Source records:
★ ★ ★ ★

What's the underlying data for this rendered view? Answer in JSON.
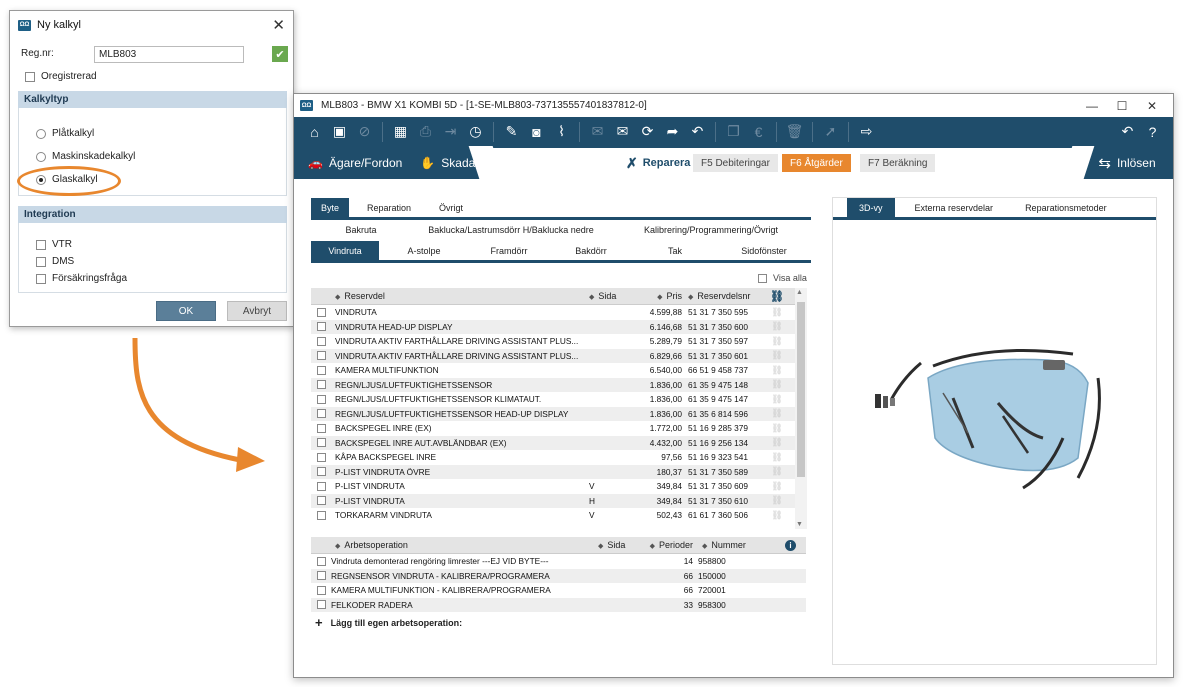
{
  "dialog": {
    "title": "Ny kalkyl",
    "reg_label": "Reg.nr:",
    "reg_value": "MLB803",
    "oregistrerad": "Oregistrerad",
    "kalkyltyp_header": "Kalkyltyp",
    "radios": [
      {
        "label": "Plåtkalkyl",
        "selected": false
      },
      {
        "label": "Maskinskadekalkyl",
        "selected": false
      },
      {
        "label": "Glaskalkyl",
        "selected": true
      }
    ],
    "integration_header": "Integration",
    "integration": [
      "VTR",
      "DMS",
      "Försäkringsfråga"
    ],
    "ok": "OK",
    "cancel": "Avbryt"
  },
  "window": {
    "title": "MLB803 - BMW X1 KOMBI 5D - [1-SE-MLB803-737135557401837812-0]",
    "logo": "ΩΩ",
    "minimize": "—",
    "maximize": "☐",
    "close": "✕"
  },
  "nav": {
    "owner": "Ägare/Fordon",
    "damage": "Skada",
    "repair": "Reparera",
    "step_deb": "F5  Debiteringar",
    "step_atg": "F6  Åtgärder",
    "step_ber": "F7  Beräkning",
    "release": "Inlösen"
  },
  "tabs": [
    "Byte",
    "Reparation",
    "Övrigt"
  ],
  "subtabs_top": [
    "Bakruta",
    "Baklucka/Lastrumsdörr H/Baklucka nedre",
    "Kalibrering/Programmering/Övrigt"
  ],
  "subtabs": [
    "Vindruta",
    "A-stolpe",
    "Framdörr",
    "Bakdörr",
    "Tak",
    "Sidofönster"
  ],
  "visa_alla": "Visa alla",
  "parts_header": {
    "name": "Reservdel",
    "sida": "Sida",
    "pris": "Pris",
    "nr": "Reservdelsnr"
  },
  "parts": [
    {
      "name": "VINDRUTA",
      "sida": "",
      "pris": "4.599,88",
      "nr": "51 31 7 350 595"
    },
    {
      "name": "VINDRUTA HEAD-UP DISPLAY",
      "sida": "",
      "pris": "6.146,68",
      "nr": "51 31 7 350 600"
    },
    {
      "name": "VINDRUTA AKTIV FARTHÅLLARE DRIVING ASSISTANT PLUS...",
      "sida": "",
      "pris": "5.289,79",
      "nr": "51 31 7 350 597"
    },
    {
      "name": "VINDRUTA AKTIV FARTHÅLLARE DRIVING ASSISTANT PLUS...",
      "sida": "",
      "pris": "6.829,66",
      "nr": "51 31 7 350 601"
    },
    {
      "name": "KAMERA MULTIFUNKTION",
      "sida": "",
      "pris": "6.540,00",
      "nr": "66 51 9 458 737"
    },
    {
      "name": "REGN/LJUS/LUFTFUKTIGHETSSENSOR",
      "sida": "",
      "pris": "1.836,00",
      "nr": "61 35 9 475 148"
    },
    {
      "name": "REGN/LJUS/LUFTFUKTIGHETSSENSOR KLIMATAUT.",
      "sida": "",
      "pris": "1.836,00",
      "nr": "61 35 9 475 147"
    },
    {
      "name": "REGN/LJUS/LUFTFUKTIGHETSSENSOR HEAD-UP DISPLAY",
      "sida": "",
      "pris": "1.836,00",
      "nr": "61 35 6 814 596"
    },
    {
      "name": "BACKSPEGEL INRE (EX)",
      "sida": "",
      "pris": "1.772,00",
      "nr": "51 16 9 285 379"
    },
    {
      "name": "BACKSPEGEL INRE AUT.AVBLÄNDBAR (EX)",
      "sida": "",
      "pris": "4.432,00",
      "nr": "51 16 9 256 134"
    },
    {
      "name": "KÅPA BACKSPEGEL INRE",
      "sida": "",
      "pris": "97,56",
      "nr": "51 16 9 323 541"
    },
    {
      "name": "P-LIST VINDRUTA ÖVRE",
      "sida": "",
      "pris": "180,37",
      "nr": "51 31 7 350 589"
    },
    {
      "name": "P-LIST VINDRUTA",
      "sida": "V",
      "pris": "349,84",
      "nr": "51 31 7 350 609"
    },
    {
      "name": "P-LIST VINDRUTA",
      "sida": "H",
      "pris": "349,84",
      "nr": "51 31 7 350 610"
    },
    {
      "name": "TORKARARM VINDRUTA",
      "sida": "V",
      "pris": "502,43",
      "nr": "61 61 7 360 506"
    }
  ],
  "ops_header": {
    "name": "Arbetsoperation",
    "sida": "Sida",
    "per": "Perioder",
    "num": "Nummer"
  },
  "ops": [
    {
      "name": "Vindruta demonterad rengöring limrester ---EJ VID BYTE---",
      "sida": "",
      "per": "14",
      "num": "958800"
    },
    {
      "name": "REGNSENSOR VINDRUTA - KALIBRERA/PROGRAMERA",
      "sida": "",
      "per": "66",
      "num": "150000"
    },
    {
      "name": "KAMERA MULTIFUNKTION - KALIBRERA/PROGRAMERA",
      "sida": "",
      "per": "66",
      "num": "720001"
    },
    {
      "name": "FELKODER RADERA",
      "sida": "",
      "per": "33",
      "num": "958300"
    }
  ],
  "add_op": "Lägg till egen arbetsoperation:",
  "right_tabs": [
    "3D-vy",
    "Externa reservdelar",
    "Reparationsmetoder"
  ],
  "colors": {
    "primary": "#1f4d6b",
    "accent": "#e8872e",
    "ok": "#6aa84f"
  }
}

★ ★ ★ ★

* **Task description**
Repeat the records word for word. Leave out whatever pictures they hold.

* **Exercise result**
What's the underlying data for this rendered view? Answer in JSON.
{
  "dialog": {
    "title": "Ny kalkyl",
    "reg_label": "Reg.nr:",
    "reg_value": "MLB803",
    "oregistrerad": "Oregistrerad",
    "kalkyltyp_header": "Kalkyltyp",
    "radios": [
      {
        "label": "Plåtkalkyl",
        "selected": false
      },
      {
        "label": "Maskinskadekalkyl",
        "selected": false
      },
      {
        "label": "Glaskalkyl",
        "selected": true
      }
    ],
    "integration_header": "Integration",
    "integration": [
      "VTR",
      "DMS",
      "Försäkringsfråga"
    ],
    "ok": "OK",
    "cancel": "Avbryt"
  },
  "window": {
    "title": "MLB803 - BMW X1 KOMBI 5D - [1-SE-MLB803-737135557401837812-0]",
    "logo": "ΩΩ",
    "minimize": "—",
    "maximize": "☐",
    "close": "✕"
  },
  "nav": {
    "owner": "Ägare/Fordon",
    "damage": "Skada",
    "repair": "Reparera",
    "step_deb": "F5  Debiteringar",
    "step_atg": "F6  Åtgärder",
    "step_ber": "F7  Beräkning",
    "release": "Inlösen"
  },
  "tabs": [
    "Byte",
    "Reparation",
    "Övrigt"
  ],
  "subtabs_top": [
    "Bakruta",
    "Baklucka/Lastrumsdörr H/Baklucka nedre",
    "Kalibrering/Programmering/Övrigt"
  ],
  "subtabs": [
    "Vindruta",
    "A-stolpe",
    "Framdörr",
    "Bakdörr",
    "Tak",
    "Sidofönster"
  ],
  "visa_alla": "Visa alla",
  "parts_header": {
    "name": "Reservdel",
    "sida": "Sida",
    "pris": "Pris",
    "nr": "Reservdelsnr"
  },
  "parts": [
    {
      "name": "VINDRUTA",
      "sida": "",
      "pris": "4.599,88",
      "nr": "51 31 7 350 595"
    },
    {
      "name": "VINDRUTA HEAD-UP DISPLAY",
      "sida": "",
      "pris": "6.146,68",
      "nr": "51 31 7 350 600"
    },
    {
      "name": "VINDRUTA AKTIV FARTHÅLLARE DRIVING ASSISTANT PLUS...",
      "sida": "",
      "pris": "5.289,79",
      "nr": "51 31 7 350 597"
    },
    {
      "name": "VINDRUTA AKTIV FARTHÅLLARE DRIVING ASSISTANT PLUS...",
      "sida": "",
      "pris": "6.829,66",
      "nr": "51 31 7 350 601"
    },
    {
      "name": "KAMERA MULTIFUNKTION",
      "sida": "",
      "pris": "6.540,00",
      "nr": "66 51 9 458 737"
    },
    {
      "name": "REGN/LJUS/LUFTFUKTIGHETSSENSOR",
      "sida": "",
      "pris": "1.836,00",
      "nr": "61 35 9 475 148"
    },
    {
      "name": "REGN/LJUS/LUFTFUKTIGHETSSENSOR KLIMATAUT.",
      "sida": "",
      "pris": "1.836,00",
      "nr": "61 35 9 475 147"
    },
    {
      "name": "REGN/LJUS/LUFTFUKTIGHETSSENSOR HEAD-UP DISPLAY",
      "sida": "",
      "pris": "1.836,00",
      "nr": "61 35 6 814 596"
    },
    {
      "name": "BACKSPEGEL INRE (EX)",
      "sida": "",
      "pris": "1.772,00",
      "nr": "51 16 9 285 379"
    },
    {
      "name": "BACKSPEGEL INRE AUT.AVBLÄNDBAR (EX)",
      "sida": "",
      "pris": "4.432,00",
      "nr": "51 16 9 256 134"
    },
    {
      "name": "KÅPA BACKSPEGEL INRE",
      "sida": "",
      "pris": "97,56",
      "nr": "51 16 9 323 541"
    },
    {
      "name": "P-LIST VINDRUTA ÖVRE",
      "sida": "",
      "pris": "180,37",
      "nr": "51 31 7 350 589"
    },
    {
      "name": "P-LIST VINDRUTA",
      "sida": "V",
      "pris": "349,84",
      "nr": "51 31 7 350 609"
    },
    {
      "name": "P-LIST VINDRUTA",
      "sida": "H",
      "pris": "349,84",
      "nr": "51 31 7 350 610"
    },
    {
      "name": "TORKARARM VINDRUTA",
      "sida": "V",
      "pris": "502,43",
      "nr": "61 61 7 360 506"
    }
  ],
  "ops_header": {
    "name": "Arbetsoperation",
    "sida": "Sida",
    "per": "Perioder",
    "num": "Nummer"
  },
  "ops": [
    {
      "name": "Vindruta demonterad rengöring limrester ---EJ VID BYTE---",
      "sida": "",
      "per": "14",
      "num": "958800"
    },
    {
      "name": "REGNSENSOR VINDRUTA - KALIBRERA/PROGRAMERA",
      "sida": "",
      "per": "66",
      "num": "150000"
    },
    {
      "name": "KAMERA MULTIFUNKTION - KALIBRERA/PROGRAMERA",
      "sida": "",
      "per": "66",
      "num": "720001"
    },
    {
      "name": "FELKODER RADERA",
      "sida": "",
      "per": "33",
      "num": "958300"
    }
  ],
  "add_op": "Lägg till egen arbetsoperation:",
  "right_tabs": [
    "3D-vy",
    "Externa reservdelar",
    "Reparationsmetoder"
  ],
  "colors": {
    "primary": "#1f4d6b",
    "accent": "#e8872e",
    "ok": "#6aa84f"
  }
}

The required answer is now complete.